The relationships between outcomes and ΔFEV1 may differ between negative and positive ΔFEV1, and for this reason, the models included a possible breakpoint at zero in the relationship slope. The inclusion of this breakpoint was found to be significant for TDI and ΔSGRQ, suggesting that baseline severity and other included covariates could not explain the observed behaviour fully. These results may have been influenced by differences in withdrawal rates between categories , since the highest withdrawal rate was in those with a negative change in FEV1, although differences between groups were minimal. The inclusion of a breakpoint was not significant for rescue medication and exacerbations, even though Figure 1 may have anticipated its importance, especially for exacerbations. The large variability and count nature of the data for rescue medication and exacerbations may have caused 'Type-2' statistical errors, i.e., failure to find the true breakpoints to be significant.

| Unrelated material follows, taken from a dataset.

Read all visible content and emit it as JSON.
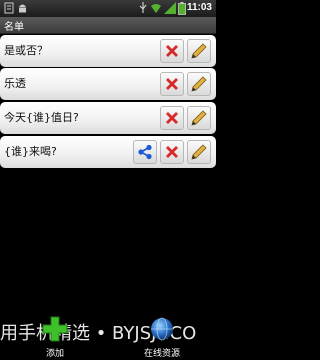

We found that zero change in FEV1 was associated with significant positive improvements in TDI and SGRQ. Additionally, while a greater proportion of patients achieved the MCID for TDI and SGRQ as ΔFEV1 increased, our results indicated that as many as 50% patients responded, irrespective of ΔFEV1, possibly an effect of clinical trial participation seen consistently in the placebo limb of clinical trials [28–30].
We constructed the models in our analysis using ΔFEV1 as a predictor, and the other outcome measures as the response variables, based on the results of a carefully-controlled series of clinical trials. However, ΔFEV1 was as much a response as was the outcome, so ΔFEV1 was not an 'independent' variable controlled as part of the experimental design. There may have been further confounders that simultaneously affected how both ΔFEV1 and the outcome responded to treatment. The fitted models therefore describe the observed relationships under the conditions of a clinical trial, but do not provide a definitive answer as to whether there is a causal relationship between ΔFEV1 and the outcomes.
The studies included in our analysis were powered on the spirometric endpoint FEV1, which is required by regulatory agencies for the approval of bronchodilators, and is included in the majority of treatment guidelines. For this reason we made FEV1 the focus of our analysis. Other physiological parameters such as inspiratory capacity may have stronger correlations with dyspnoea . However data for these parameters were not available from our dataset and further research is needed to investigate such correlations in large numbers of patients.